The three health organisations pointed to a 2007 study which found almost half (47%) of children aged two to 16 consuming sugar-sweetened beverages (including energy drinks) daily, with a quarter (25%) consuming sugary soft drinks daily.

Another recent study by Cancer Council and Heart Foundation found that one in five secondary schools in Australia had vending machines - 49% of which contained sports drinks, and 38% soft drinks.

The organisations have launched a TV campaign called Rethink Sugary Drink.

Other recommendations include a call for a social marketing campaign to highlight the health impacts of consuming sugar-sweetened beverages, restrictions by governments to reduce children's exposure to marketing of sugary drinks through schools and sporting events and an investigation to reduce points of sale of such drinks to children.

A 600ml bottle of soft drink can contain up to 16 teaspoons or packets of sugar, according to leading health organisations.
A 600ml bottle of soft drink can contain up to 16 teaspoons or packets of sugar, according to leading health organisations. Contributed

SWEET FACTS

  • A 600ml sugar-sweetened soft drink contains about 16 packs/teaspoons of sugar.
  • Based on US estimates, consuming one can of soft drink per day could lead to a 6.75 kg weight gain in one year.
  • In the 12 months to October 2012, Australians bought 1.28 billion litres of carbonated/still drinks with sugar, with regular cola drinks being the most popular (447 million litres).

Do you avoid sugary drinks?

This poll ended on 25 January 2013.

Current Results

Yes

60%

No

39%

This is not a scientific poll. The results reflect only the opinions of those who chose to participate.

Topics:  health obesity sugar tax weight


Stay Connected

Update your news preferences and get the latest news delivered to your inbox.

One scary man ladies don't want to date

HE'S made women fall in love with him, then he reveals his dark side

Biloela CBD drainage upgrade in the works

An artist impression of the shade structure that will replace the trees along Kariboe St.

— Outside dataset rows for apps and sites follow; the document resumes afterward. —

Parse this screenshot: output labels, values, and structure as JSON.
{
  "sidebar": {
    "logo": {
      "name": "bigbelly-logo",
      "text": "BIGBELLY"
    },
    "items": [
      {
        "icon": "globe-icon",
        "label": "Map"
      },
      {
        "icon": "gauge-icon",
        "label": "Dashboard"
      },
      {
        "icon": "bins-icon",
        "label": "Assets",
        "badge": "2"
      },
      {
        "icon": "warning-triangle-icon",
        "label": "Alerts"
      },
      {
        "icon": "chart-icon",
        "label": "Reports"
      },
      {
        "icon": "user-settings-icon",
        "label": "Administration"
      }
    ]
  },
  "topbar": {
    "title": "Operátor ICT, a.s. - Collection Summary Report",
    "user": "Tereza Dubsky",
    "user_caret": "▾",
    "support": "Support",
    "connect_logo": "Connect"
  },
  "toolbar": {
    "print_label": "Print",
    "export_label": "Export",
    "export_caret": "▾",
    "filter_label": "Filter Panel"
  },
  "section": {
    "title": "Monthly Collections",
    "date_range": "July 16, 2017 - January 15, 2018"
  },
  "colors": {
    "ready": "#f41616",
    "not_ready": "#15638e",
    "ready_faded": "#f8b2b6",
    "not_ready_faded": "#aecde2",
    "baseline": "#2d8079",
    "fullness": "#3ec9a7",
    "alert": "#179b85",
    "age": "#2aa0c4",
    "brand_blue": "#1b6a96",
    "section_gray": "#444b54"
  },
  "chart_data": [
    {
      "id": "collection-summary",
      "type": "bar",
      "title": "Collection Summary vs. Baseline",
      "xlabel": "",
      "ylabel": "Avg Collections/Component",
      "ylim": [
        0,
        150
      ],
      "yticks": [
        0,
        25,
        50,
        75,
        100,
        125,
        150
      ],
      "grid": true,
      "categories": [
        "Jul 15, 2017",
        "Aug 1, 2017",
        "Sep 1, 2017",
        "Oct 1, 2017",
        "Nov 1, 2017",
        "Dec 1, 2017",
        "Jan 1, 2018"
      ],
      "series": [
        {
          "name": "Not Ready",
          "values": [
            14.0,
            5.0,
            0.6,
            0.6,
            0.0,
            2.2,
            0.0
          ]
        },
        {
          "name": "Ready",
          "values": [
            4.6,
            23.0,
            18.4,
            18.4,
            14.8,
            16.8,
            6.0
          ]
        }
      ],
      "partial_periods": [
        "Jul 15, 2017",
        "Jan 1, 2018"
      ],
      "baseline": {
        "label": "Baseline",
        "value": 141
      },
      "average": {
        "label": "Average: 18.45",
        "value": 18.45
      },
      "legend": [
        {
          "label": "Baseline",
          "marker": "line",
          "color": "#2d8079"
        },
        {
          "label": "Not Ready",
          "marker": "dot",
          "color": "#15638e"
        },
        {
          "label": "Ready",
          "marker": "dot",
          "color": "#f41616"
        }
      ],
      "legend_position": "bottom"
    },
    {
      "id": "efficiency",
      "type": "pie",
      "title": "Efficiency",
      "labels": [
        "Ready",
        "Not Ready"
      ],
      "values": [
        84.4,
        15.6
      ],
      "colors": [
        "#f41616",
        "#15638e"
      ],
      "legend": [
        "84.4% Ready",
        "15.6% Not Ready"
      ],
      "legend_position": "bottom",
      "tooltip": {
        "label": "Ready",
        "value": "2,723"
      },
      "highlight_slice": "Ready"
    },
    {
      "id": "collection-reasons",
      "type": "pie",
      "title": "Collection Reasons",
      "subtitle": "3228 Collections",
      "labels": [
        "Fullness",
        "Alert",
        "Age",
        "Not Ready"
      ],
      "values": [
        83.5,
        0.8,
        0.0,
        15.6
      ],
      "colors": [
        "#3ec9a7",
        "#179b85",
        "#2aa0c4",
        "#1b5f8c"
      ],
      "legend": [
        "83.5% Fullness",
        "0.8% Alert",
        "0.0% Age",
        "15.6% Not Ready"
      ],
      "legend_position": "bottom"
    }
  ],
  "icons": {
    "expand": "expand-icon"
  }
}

Upgrade to alleviate Biloela CBD storm water flooding

65 years of marriage

Irene and George Burrow with photos from their wedding day 65 years ago.

The couple never thought they would get that far

Local Partners

Music festival heading for Biloela

Festival to ramp up the local entertainment scene

Model Bella Hadid's see-through dress shocks in Cannes

US model Bella Hadid attends the Cinema Against AIDS amfAR gala 2017 held at the Hotel du Cap, Eden Roc in Cap d'Antibes, France, 25 May 2017.

It’s like she’s become addicted to shock value.

No room for morbid fans

Chris Cornell.

Fans want to stay in the hotel room where Chris Cornell died

Star Wars' 1977 Stormtrooper head banger confesses

A Stormtrooper is responsible for the biggest blunder in a Star Wars movie. Picture: Supplied

Man in most famous blooper in Star Wars history breaks silence

Long way for goat show

HOBBY: Torino Brodie travelled from Charters Towers to show goats at the Callide Valley Show.

Plenty of goats on show

Lyn's knock-out show gets her to next round on The Voice

ONWARDS AND UPWARDS: Lyn Bowtell is through to the battle rounds on The Voice.

'It was bitter sweet to win like that'

Report reveals progress on $319m airport upgrade

Aerials of the Sunshine Coast.Jetstar plane in front of the Susnhine Coast terminal, Sunshine Coast Airport.

Over two dozen government approvals needed for airport expansion

Lost dough leaves sour taste after company collapse

Kathleen and John Mahoney from Sugar and Spice Bakery were stung after the collapse of Cantro Pty Ltd and are still owed money.

Supermarket operator collapse leaves sour taste for bakery

Open for inspection homes May 25-31

Check out this weekend's homes open for inspection

How Toowoomba house prices compare in Australia

For sale sign in front of home.

Here's what $700,000 will buy you in Toowoomba, Brisbane and Sydney

One of Maryborough's most historic homes is still for sale

FULL OF HISTORY: Trisha Moulds is owner of the historic Tinana state known as Rosehill. The beautiful home is currently for sale.

It has been the scene of both joy and tragedies over the years.

Ready to SELL your property?

Post Your Ad Here!